> Problem requirements
Retype, without changes, every line from the line that contains "Serialize everything readable" through the final line of the records. Exclude pictures.

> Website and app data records

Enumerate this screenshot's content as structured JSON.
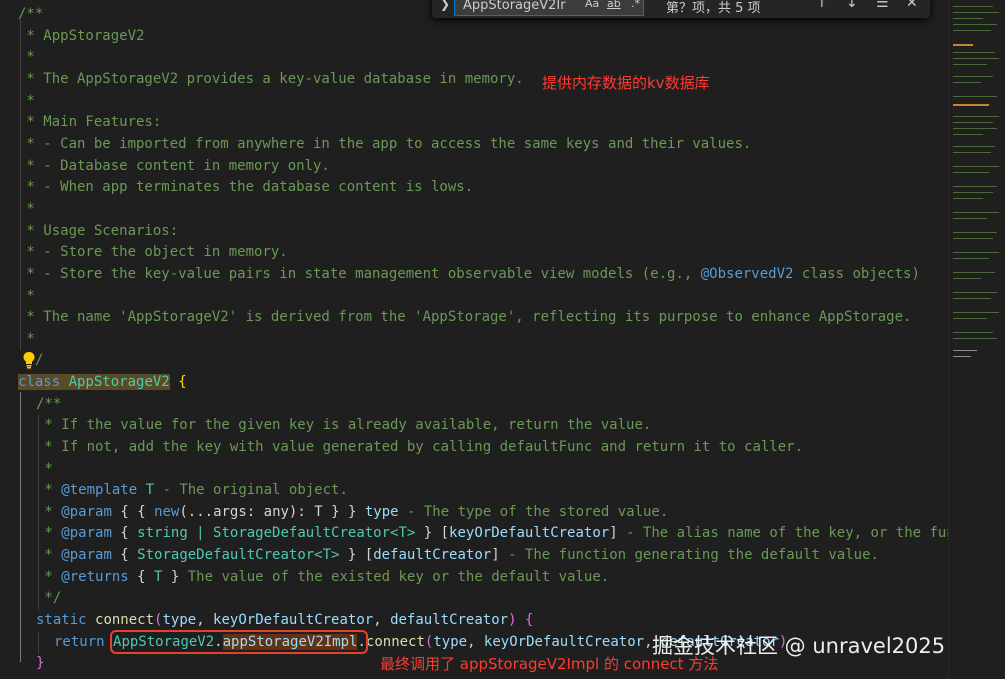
{
  "find_widget": {
    "search_text": "AppStorageV2Ir",
    "match_case_label": "Aa",
    "whole_word_label": "ab",
    "regex_label": ".*",
    "result_count": "第？项，共 5 项",
    "prev_icon": "arrow-up-icon",
    "next_icon": "arrow-down-icon",
    "selection_icon": "find-in-selection-icon",
    "close_icon": "close-icon"
  },
  "code": {
    "l1": "/**",
    "l2": " * AppStorageV2",
    "l3": " *",
    "l4": " * The AppStorageV2 provides a key-value database in memory.",
    "l5": " *",
    "l6": " * Main Features:",
    "l7": " * - Can be imported from anywhere in the app to access the same keys and their values.",
    "l8": " * - Database content in memory only.",
    "l9": " * - When app terminates the database content is lows.",
    "l10": " *",
    "l11": " * Usage Scenarios:",
    "l12": " * - Store the object in memory.",
    "l13a": " * - Store the key-value pairs in state management observable view models (e.g., ",
    "l13b": "@ObservedV2",
    "l13c": " class objects)",
    "l14": " *",
    "l15": " * The name 'AppStorageV2' is derived from the 'AppStorage', reflecting its purpose to enhance AppStorage.",
    "l16": " *",
    "l17": "/",
    "l18_kw": "class",
    "l18_name": "AppStorageV2",
    "l18_brace": "{",
    "l19": "/**",
    "l20": " * If the value for the given key is already available, return the value.",
    "l21": " * If not, add the key with value generated by calling defaultFunc and return it to caller.",
    "l22": " *",
    "l23_tag": "@template",
    "l23_type": "T",
    "l23_desc": " - The original object.",
    "l24_tag": "@param",
    "l24_o1": "{",
    "l24_o2": "{",
    "l24_new": "new",
    "l24_args": "(...args: any): T",
    "l24_c1": "}",
    "l24_c2": "}",
    "l24_name": "type",
    "l24_desc": " - The type of the stored value.",
    "l25_tag": "@param",
    "l25_type": "string | StorageDefaultCreator<T>",
    "l25_name": "keyOrDefaultCreator",
    "l25_desc": " - The alias name of the key, or the function generating the default value.",
    "l26_tag": "@param",
    "l26_type": "StorageDefaultCreator<T>",
    "l26_name": "defaultCreator",
    "l26_desc": " - The function generating the default value.",
    "l27_tag": "@returns",
    "l27_type": "T",
    "l27_desc": " The value of the existed key or the default value.",
    "l28": " */",
    "l29_kw": "static",
    "l29_fn": "connect",
    "l29_p1": "type",
    "l29_p2": "keyOrDefaultCreator",
    "l29_p3": "defaultCreator",
    "l30_kw": "return",
    "l30_obj": "AppStorageV2",
    "l30_prop": "appStorageV2Impl",
    "l30_call": "connect",
    "l30_args": "type, keyOrDefaultCreator, defaultCreator",
    "l31": "}"
  },
  "annotations": {
    "kv_note": "提供内存数据的kv数据库",
    "connect_note": "最终调用了 appStorageV2Impl 的 connect 方法",
    "bulb_icon": "lightbulb-icon"
  },
  "watermark": "掘金技术社区 @ unravel2025",
  "colors": {
    "editor_bg": "#1f1f1f",
    "comment": "#6a9955",
    "keyword": "#569cd6",
    "type": "#4ec9b0",
    "annotation_red": "#ff3b30"
  }
}
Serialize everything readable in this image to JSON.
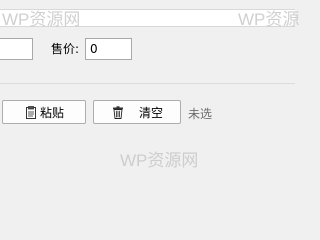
{
  "form": {
    "price_label": "售价:",
    "price_value": "0"
  },
  "toolbar": {
    "paste_label": "粘贴",
    "clear_label": "清空",
    "status": "未选"
  },
  "watermarks": {
    "top_left": "WP资源网",
    "top_right": "WP资源",
    "center": "WP资源网"
  },
  "icons": {
    "paste": "clipboard-icon",
    "clear": "trash-can-icon"
  }
}
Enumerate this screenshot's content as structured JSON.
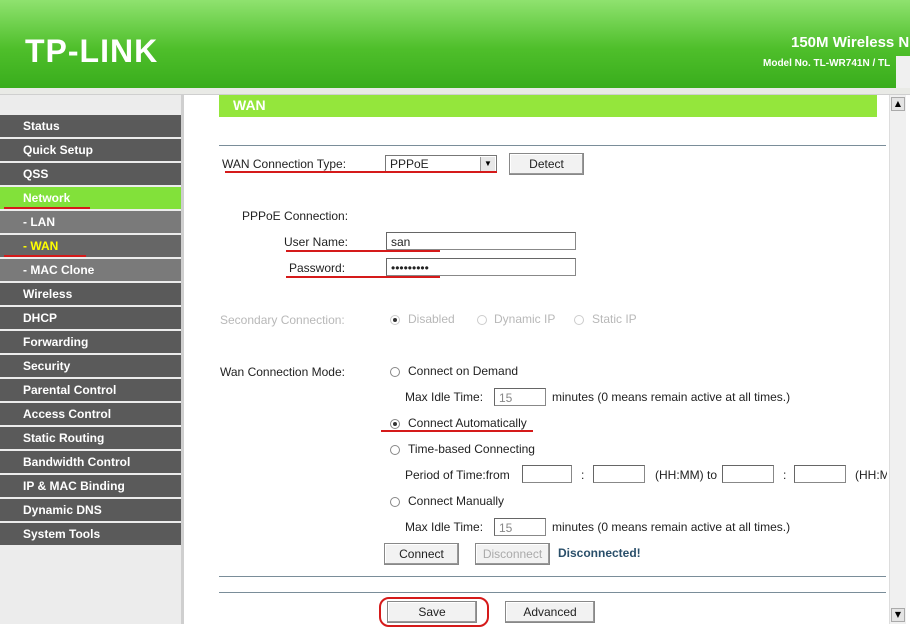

> Solution for this exercise
Serialize everything readable in this image to JSON.
{
  "form": {
    "price_label": "售价:",
    "price_value": "0"
  },
  "toolbar": {
    "paste_label": "粘贴",
    "clear_label": "清空",
    "status": "未选"
  },
  "watermarks": {
    "top_left": "WP资源网",
    "top_right": "WP资源",
    "center": "WP资源网"
  },
  "icons": {
    "paste": "clipboard-icon",
    "clear": "trash-can-icon"
  }
}
Enumerate this screenshot's content as structured JSON.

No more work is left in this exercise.